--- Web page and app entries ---
____
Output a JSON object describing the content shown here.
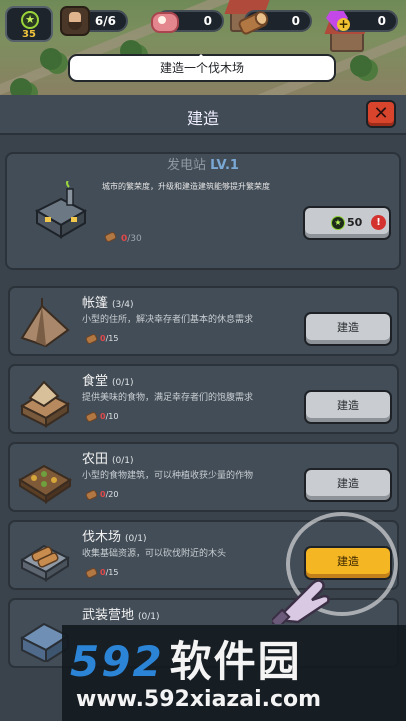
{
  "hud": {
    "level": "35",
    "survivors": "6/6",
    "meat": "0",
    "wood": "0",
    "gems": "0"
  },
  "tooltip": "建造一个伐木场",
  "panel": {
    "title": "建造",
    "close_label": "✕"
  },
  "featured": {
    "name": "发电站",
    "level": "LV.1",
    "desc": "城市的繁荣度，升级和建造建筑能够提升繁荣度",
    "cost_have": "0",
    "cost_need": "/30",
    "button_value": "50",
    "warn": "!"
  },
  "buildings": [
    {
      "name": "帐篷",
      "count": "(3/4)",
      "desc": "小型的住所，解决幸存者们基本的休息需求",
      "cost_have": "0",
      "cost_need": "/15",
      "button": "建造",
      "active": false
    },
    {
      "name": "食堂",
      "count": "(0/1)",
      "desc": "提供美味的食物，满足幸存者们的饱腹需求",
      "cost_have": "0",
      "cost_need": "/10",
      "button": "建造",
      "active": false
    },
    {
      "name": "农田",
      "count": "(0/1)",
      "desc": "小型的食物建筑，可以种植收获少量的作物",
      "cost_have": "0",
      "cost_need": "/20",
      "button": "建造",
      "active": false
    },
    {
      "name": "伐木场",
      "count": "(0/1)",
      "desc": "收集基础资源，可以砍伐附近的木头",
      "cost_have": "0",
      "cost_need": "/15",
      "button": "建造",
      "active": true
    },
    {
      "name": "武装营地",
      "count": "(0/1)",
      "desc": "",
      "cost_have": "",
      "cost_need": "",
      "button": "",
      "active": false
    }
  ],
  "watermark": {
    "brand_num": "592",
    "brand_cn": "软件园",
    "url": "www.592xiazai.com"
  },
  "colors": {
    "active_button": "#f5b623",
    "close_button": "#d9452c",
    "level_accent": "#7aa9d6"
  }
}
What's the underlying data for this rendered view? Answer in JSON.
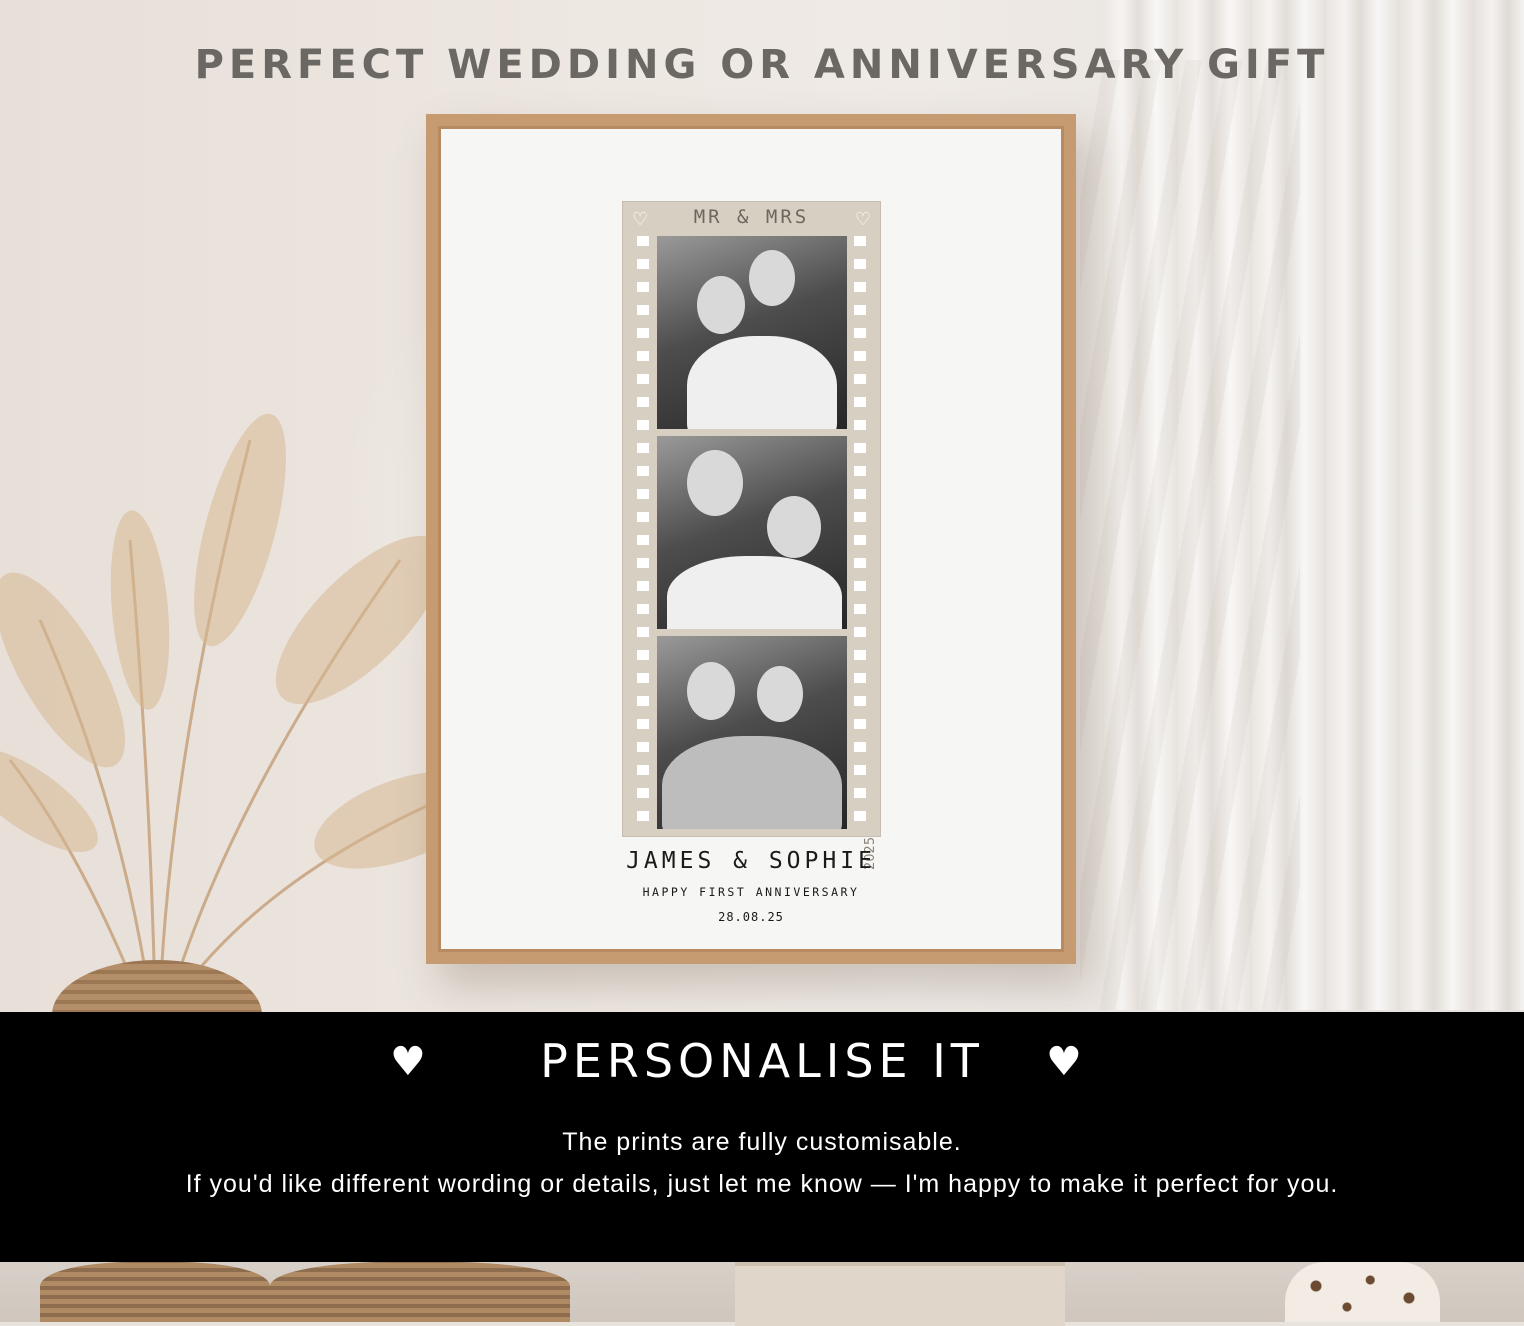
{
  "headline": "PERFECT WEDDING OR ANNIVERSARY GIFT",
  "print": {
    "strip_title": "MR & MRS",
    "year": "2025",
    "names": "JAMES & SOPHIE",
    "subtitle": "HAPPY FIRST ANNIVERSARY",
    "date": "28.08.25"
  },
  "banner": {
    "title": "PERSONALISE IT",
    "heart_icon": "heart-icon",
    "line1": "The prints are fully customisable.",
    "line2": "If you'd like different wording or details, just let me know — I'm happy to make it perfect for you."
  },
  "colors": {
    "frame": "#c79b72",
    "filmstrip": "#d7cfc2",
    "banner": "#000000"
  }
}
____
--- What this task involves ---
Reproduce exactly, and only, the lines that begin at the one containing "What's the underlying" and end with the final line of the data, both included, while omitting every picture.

--- Written response ---
What's the underlying data for this rendered view? Answer in JSON.
{
  "headline": "PERFECT WEDDING OR ANNIVERSARY GIFT",
  "print": {
    "strip_title": "MR & MRS",
    "year": "2025",
    "names": "JAMES & SOPHIE",
    "subtitle": "HAPPY FIRST ANNIVERSARY",
    "date": "28.08.25"
  },
  "banner": {
    "title": "PERSONALISE IT",
    "heart_icon": "heart-icon",
    "line1": "The prints are fully customisable.",
    "line2": "If you'd like different wording or details, just let me know — I'm happy to make it perfect for you."
  },
  "colors": {
    "frame": "#c79b72",
    "filmstrip": "#d7cfc2",
    "banner": "#000000"
  }
}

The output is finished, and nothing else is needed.